* ACTIVITY:
Determine the number of lines in the listing below that hold the word "value". Write the number alone.

━━━━━━━━

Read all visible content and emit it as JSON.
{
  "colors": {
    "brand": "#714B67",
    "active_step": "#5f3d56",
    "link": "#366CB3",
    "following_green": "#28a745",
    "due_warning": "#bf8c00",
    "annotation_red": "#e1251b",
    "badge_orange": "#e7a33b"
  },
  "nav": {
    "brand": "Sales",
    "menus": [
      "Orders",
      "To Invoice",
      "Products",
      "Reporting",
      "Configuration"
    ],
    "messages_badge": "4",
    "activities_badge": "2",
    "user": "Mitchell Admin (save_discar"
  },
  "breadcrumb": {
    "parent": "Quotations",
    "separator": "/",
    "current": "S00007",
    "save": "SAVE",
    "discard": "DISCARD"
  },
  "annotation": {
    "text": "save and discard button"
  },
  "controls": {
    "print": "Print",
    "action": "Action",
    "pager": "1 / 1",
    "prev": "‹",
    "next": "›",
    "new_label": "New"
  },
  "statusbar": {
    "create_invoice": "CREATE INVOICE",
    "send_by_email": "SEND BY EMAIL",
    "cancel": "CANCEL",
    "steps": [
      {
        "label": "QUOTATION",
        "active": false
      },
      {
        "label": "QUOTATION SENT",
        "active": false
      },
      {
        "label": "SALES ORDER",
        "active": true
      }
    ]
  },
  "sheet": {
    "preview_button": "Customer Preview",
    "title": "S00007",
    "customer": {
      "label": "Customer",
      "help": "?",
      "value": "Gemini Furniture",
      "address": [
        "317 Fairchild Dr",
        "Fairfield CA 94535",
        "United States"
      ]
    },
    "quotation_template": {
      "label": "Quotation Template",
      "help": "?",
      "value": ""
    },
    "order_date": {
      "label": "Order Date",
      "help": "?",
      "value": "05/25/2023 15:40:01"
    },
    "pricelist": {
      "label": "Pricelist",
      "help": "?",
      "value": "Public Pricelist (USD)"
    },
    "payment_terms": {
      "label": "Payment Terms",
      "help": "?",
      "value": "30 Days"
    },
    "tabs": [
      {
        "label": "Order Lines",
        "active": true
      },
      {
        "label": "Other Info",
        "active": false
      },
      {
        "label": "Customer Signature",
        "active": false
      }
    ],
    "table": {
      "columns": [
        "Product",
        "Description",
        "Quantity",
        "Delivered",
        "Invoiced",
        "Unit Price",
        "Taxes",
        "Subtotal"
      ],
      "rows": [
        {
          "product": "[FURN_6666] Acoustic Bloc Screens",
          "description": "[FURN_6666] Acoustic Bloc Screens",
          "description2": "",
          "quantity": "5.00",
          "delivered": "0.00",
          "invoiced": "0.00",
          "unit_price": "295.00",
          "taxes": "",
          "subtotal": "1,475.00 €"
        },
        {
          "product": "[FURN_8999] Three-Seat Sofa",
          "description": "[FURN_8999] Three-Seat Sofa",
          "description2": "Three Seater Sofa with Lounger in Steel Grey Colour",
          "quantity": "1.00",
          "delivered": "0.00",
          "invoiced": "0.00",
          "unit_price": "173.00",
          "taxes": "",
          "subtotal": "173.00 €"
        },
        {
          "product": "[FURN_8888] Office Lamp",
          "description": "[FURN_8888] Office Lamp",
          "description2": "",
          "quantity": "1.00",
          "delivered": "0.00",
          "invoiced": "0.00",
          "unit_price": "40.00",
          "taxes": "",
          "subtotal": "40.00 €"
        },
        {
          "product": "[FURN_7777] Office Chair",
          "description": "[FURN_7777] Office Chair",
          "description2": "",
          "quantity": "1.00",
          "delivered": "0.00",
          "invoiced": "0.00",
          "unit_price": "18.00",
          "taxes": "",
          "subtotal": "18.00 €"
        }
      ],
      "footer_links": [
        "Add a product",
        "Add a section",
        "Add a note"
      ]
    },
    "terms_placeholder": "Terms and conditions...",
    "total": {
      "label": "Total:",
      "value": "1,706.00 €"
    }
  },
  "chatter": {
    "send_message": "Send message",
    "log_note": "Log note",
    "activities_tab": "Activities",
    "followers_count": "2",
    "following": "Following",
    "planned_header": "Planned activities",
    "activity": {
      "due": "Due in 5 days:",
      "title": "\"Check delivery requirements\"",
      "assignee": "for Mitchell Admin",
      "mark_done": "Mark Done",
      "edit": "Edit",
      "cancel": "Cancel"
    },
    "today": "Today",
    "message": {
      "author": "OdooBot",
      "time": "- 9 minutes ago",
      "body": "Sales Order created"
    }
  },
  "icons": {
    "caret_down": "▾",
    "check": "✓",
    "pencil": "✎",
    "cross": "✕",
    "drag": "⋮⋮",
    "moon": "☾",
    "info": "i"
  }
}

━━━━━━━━

* YOUR SOLUTION:
6